Thank you for participating in my author interview. Good luck with your future projects, i can't wait to read Revolution Lovers, definitely a must read :)
Monday, February 6, 2012
Shelly: I’m sitting here with Sara Friedman, who became an overnight sensation when a video of her vowing to meet and marry her soul mate by her thirtieth birthday got more than a million hits on YouTube. Thanks for joining us today, Sara.
Sara: Thanks for inviting me, Shelly!
Shelly: You’ve had quite a year. Can you tell us what it’s been like for you?
Sara: It’s been surreal, to say the very least.
Shelly: For those who may not have seen the video, tell them what happened on your twenty-ninth birthday.
Sara: I was a bridesmaid in my younger brother’s wedding. I was my twenty-ninth birthday. I was still miserably single, so I brought my best friend Missy as my date. Anyway, I hadn’t eaten anything since the four donuts I scarfed down earlier that morning and the champagne was really good. I got a little tipsy and before I could stop myself, my impromptu toast to my brother and his wife became a pledge to meet and marry my soul by my thirtieth birthday. Embarrassing myself in front of three hundred wedding guests was bad enough, but then someone put a video of my toast up on YouTube and suddenly millions of people got to watch the most humiliating moment of my life. When the Morning show called and asked to chronicle my search for the year, I wasn’t sure if I wanted to do it. Missy told me to and I always do what she says, so the next thing I know, I’m being interviewed by Bethany Williams on National television and writing a blog about my experiences for the show. Like I said, surreal.
Shelly: Why do you think the video resonated with so many people?
Sara: At first, I thought people just liked the video because they enjoyed watching a fat girl making a fool out of herself at her brother’s wedding. But my opinion changed over the year. There are so many women searching for someone to complete them. We think if we find “the one,” he’ll fill that void inside us. This year taught me that isn’t true. We have to be complete before we can honestly love another with our whole heart. I’m not sure I would have learned that lesson if it circumstances had played out differently.
Shelly: How did you search for your soul mate?
Sara: I used an online dating site called JDate and joined a dating service. Missy made up rules for me to follow and one was that I had to accept every offer of a date. I met a few nice guys, but on the whole…Let’s put it this way. There are some odd men out there.

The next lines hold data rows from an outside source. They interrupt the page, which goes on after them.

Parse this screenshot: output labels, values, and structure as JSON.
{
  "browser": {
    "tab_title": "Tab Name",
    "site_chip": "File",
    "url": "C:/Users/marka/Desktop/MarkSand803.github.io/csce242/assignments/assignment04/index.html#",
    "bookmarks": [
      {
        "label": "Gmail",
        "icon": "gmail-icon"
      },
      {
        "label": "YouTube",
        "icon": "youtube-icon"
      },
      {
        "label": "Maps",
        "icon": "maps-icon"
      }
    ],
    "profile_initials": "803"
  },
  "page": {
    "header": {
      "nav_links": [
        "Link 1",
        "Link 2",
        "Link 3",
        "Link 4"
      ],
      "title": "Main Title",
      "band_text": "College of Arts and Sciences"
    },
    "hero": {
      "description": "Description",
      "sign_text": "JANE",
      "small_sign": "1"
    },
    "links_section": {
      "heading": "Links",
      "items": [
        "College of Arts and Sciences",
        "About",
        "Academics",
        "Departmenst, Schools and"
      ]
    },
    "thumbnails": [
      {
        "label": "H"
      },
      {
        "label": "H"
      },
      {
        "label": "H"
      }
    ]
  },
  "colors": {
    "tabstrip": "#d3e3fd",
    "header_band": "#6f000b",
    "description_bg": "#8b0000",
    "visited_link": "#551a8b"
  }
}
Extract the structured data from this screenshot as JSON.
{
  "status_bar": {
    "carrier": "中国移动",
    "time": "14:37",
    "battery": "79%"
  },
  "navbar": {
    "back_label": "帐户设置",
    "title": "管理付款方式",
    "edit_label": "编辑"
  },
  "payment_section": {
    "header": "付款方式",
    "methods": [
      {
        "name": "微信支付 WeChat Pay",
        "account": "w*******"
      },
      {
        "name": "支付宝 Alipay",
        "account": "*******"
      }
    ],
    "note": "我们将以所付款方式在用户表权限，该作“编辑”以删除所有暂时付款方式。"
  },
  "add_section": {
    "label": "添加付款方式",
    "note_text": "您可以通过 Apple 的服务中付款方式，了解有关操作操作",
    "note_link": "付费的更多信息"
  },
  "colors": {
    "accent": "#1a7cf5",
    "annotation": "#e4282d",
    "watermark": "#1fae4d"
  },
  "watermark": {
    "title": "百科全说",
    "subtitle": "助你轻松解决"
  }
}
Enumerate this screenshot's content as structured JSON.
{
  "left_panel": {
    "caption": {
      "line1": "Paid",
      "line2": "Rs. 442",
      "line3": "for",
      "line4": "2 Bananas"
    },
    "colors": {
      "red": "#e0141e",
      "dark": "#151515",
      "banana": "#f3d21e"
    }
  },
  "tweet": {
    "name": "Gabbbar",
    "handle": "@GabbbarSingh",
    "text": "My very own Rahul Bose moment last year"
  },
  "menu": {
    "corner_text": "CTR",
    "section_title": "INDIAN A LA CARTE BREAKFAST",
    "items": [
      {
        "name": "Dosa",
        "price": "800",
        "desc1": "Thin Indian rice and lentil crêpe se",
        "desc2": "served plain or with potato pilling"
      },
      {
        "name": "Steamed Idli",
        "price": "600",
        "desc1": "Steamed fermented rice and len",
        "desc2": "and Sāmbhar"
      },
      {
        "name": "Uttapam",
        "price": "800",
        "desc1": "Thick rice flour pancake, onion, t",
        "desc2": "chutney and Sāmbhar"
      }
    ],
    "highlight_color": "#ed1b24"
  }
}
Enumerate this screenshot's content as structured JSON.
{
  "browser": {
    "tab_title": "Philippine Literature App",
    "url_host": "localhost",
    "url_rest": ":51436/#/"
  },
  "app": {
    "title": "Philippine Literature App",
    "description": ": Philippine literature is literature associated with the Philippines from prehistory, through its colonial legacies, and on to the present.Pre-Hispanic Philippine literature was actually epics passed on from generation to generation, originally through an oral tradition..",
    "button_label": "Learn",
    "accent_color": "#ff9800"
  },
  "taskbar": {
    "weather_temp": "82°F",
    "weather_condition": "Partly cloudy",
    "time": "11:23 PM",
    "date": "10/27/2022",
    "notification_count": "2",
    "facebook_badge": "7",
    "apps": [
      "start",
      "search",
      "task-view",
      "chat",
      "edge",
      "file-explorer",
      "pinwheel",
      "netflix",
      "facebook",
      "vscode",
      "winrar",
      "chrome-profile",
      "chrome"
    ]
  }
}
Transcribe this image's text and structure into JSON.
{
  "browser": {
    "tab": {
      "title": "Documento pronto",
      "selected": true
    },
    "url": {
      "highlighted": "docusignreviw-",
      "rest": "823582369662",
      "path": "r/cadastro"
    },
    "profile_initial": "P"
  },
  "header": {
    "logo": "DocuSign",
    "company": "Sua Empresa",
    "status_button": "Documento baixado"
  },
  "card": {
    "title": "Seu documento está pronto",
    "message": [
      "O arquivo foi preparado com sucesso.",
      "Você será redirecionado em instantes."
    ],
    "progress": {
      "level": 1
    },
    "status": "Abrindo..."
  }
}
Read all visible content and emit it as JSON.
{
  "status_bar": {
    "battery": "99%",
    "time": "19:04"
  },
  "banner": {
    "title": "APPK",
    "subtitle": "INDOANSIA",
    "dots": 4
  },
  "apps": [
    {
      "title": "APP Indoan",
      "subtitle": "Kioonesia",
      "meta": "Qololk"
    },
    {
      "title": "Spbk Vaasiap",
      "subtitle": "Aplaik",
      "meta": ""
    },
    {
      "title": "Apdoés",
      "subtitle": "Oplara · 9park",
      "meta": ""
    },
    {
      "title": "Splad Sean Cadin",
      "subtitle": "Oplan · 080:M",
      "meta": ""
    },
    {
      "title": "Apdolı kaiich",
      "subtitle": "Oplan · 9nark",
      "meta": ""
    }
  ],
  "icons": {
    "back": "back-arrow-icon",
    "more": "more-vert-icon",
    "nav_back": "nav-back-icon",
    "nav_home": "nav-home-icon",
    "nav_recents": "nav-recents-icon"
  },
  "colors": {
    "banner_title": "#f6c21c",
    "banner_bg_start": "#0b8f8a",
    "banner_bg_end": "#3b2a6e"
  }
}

Shelly: Did you meet your goal of finding and marrying your soul mate before you turned thirty?
Sara: I can’t tell you that! If I do, you won’t buy the book!
Shelly: Fair enough. What advice do you have for single women looking for “Mr. Right?”
Sara: For any goal, you can’t sit back and wait for it to happen. You have to make it happen. Whether it’s meeting your soul mate, writing a book, or curing world hunger, you have to invest your energy, time, and passion into it. Make a plan and follow it. If you hit a roadblock, don’t just go around it. Study it, examine it, and dissect what it is that really is holding you back. Because what it may be, just might surprise you.
Shelly: Where can readers find more information about A Year to Remember?
Sara: A Year to Remember follows a food addict’s journey to recovery under the watchful eye of the nation and is available for purchase on Amazon, Barnes and Noble, and Soul Mate Publishing.
Shelly: Thank you for sharing your story with us today. For contests, news, and an excerpt please visit http://www.shellybellbooks.com/.
Saturday, February 4, 2012
I'm also on Goodreads, a great site to discuss with readers what they like, what works, and what doesn't. Phew, I could use 40 hours every day and I just may get everything done that I set out to when I get up in the morning lol.